The truth is you’d both betrayed the other, both taken the tender gift of the other’s heart and broken it, and not even tearing it between your hands, looking it dead on, but as cowards: as if the heart could be carried in an open bag, and then left carelessly on top and let to tumble, unwatched, under a bench at a bus station, where you might claim never to even have known it was there.
You can hear the music clearly now: it’s Marvin Gaye, fucking Let’s Get it On, and you almost laugh out loud and then immediately feel sick. He’s heard it too, and you know you’re both remembering the same thing, both excited and embarrassed at the same time. You imagine reaching out and taking his wrist in your hand, twisting it until the bone snaps. You imagine peeling off the small patch of chapped skin on his bottom lip with your teeth. You remember the way he would pull you into his lap and fist his hand past your waistband, no matter what you were wearing, ruining so many of your clothes. You look into his eyes and can see the half-smile dent he’d made in the wall above your bed the Halloween you’d pressed him about her until he’d hurled a bowl of popcorn over your heads. How you’d spent the rest of the night sobbing and holding each other and telling him over and over, that you were so sorry.

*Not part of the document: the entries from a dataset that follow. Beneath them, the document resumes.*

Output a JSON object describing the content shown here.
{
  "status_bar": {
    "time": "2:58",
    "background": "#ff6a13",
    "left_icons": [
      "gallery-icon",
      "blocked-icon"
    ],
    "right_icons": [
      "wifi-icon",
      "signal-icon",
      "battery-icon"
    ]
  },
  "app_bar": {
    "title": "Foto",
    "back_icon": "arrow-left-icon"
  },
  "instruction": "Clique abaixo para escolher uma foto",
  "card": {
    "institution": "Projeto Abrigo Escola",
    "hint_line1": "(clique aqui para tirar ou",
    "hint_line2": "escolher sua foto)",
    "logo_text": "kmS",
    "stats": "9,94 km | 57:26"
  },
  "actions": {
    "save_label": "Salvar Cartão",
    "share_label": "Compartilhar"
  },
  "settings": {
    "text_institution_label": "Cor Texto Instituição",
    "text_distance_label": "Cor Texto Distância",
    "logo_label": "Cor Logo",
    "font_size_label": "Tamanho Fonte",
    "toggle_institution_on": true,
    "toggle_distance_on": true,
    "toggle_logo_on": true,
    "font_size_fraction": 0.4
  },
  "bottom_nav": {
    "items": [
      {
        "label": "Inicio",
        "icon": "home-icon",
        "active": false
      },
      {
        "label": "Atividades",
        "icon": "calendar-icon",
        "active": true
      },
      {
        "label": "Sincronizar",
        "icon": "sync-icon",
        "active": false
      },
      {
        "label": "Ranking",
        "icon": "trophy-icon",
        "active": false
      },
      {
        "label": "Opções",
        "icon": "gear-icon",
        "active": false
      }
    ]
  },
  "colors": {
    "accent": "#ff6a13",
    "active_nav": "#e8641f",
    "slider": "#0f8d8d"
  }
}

The track changes. All you can hear is “sugar” sung in that low plea that could make it any song on the whole album. You close your eyes, try to catch it. You’re not even surprised to feel Javi’s fist push past your waist, the hand closed, so that even if he’s trying to hug you, you know he wouldn’t be sorry at all if you fell from the force of it. It’s a test and an invitation, and you know he’s going to let you decide the narrative of his action. Ah, ah baby let us, ah, tell me what you missed. You open your eyes, see the hard look of his jaw.
Come here, sugar, and get to this.
The bench bucks when you make your move.